That evening Twain lectured at the Opera House, a building which stood for the next 60 years. Tired from the long day’s trip to Giant Springs and his lingering leg infection, Twain was disappointed in his evening’s performance. The next morning the family boarded the train to Butte where he performed that evening at Maguire’s Grand Opera House. Twain entertained for an hour and a half with stories about Huckleberry Finn, Tom Sawyer, the jumping frog, and his own efforts to steal a watermelon. The next day’s newspaper reported, according to Butte historian George Everett, “It is doubtful if Maguire’s Opera House ever contained a more delighted audience.” [After it burned down in 1912, the Opera House was replaced by the Leggat Hotel in 1914. ~ Ed. note]

Twain, too, was pleased, writing in his journal how he enjoyed the Butte audience, “intellectual and dressed in perfect taste — London, Parisian, New York audience — out in the mines.” Then on to the elegant Silver Bow Club for champagne and stories. Twain, it was noted, ordered scotch. The tour’s next stop was Anaconda where Twain rested overnight at Marcus Daly’s sumptuous Montana Hotel and the following day performed at the then nearby Evans Opera House.

The tour reached Helena where Twain was the guest of honor at the Montana Club. The historian Robert Cooper relates that a few people arrived from Twain’s former stomping grounds Virginia City, Nevada. A toast to Twain was interrupted by one of those Nevada guests who shouted, “Before we go further, I want to say to you, Sam Clemens, that you did me a dirty trick…and I’ve come here to have a settlement with you.” A long awkward silence followed and Twain finally responded, “Let’s see. That was before I reformed, wasn’t it?” The drinks and laughter resumed. Only eight years later the elegant club was destroyed by fire and a new Montana Club was built on the site.

Twain’s next stop was Missoula where he rested at the original Florence Hotel and lectured at Missoula’s Bennett Opera House. The next day Twain visited Fort Missoula and its 25th U.S. Colored Regiment. Twain, who all his life had deplored the bigotry and racism he found throughout America, happily noted that “black officers were saluted just like any other.”

On Aug. 6, 1895, Twain left Montana. The tour would take him to the Fiji Islands, Australia, New Zealand, India, Sri Lanka, and South America. His journey lasted one year and one day.

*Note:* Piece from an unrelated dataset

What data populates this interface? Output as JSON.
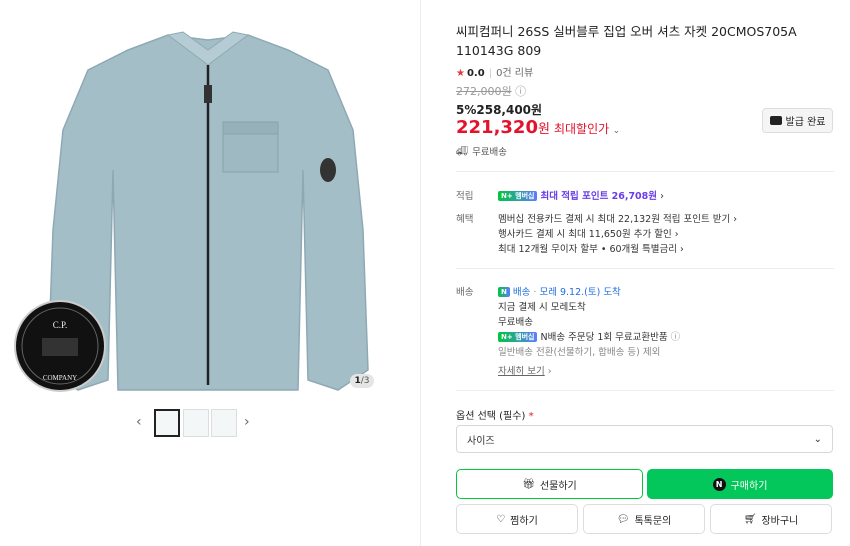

Roughing It is a light-hearted account of Mark Twain’s adventures in 1870-1 when he escaped the Civil War and joined his brother, recently appointed Secretary of the Nevada Territory, as they cross the West by stagecoach. In his first view of Montana, Twain captures its essential spirit.  He notices coyotes and this is how he describes them.  (Note: He never claimed accuracy, asking only for readers indulgence, which they gladly gave.) This excerpt is from volume #21 in the Library of America series.  Courtesy of The Library of America.

 

To read more of Twain on cayotes, go to p. 561 in Roughing It, at http://www.loa.org/volume.jsp?RequestID=84.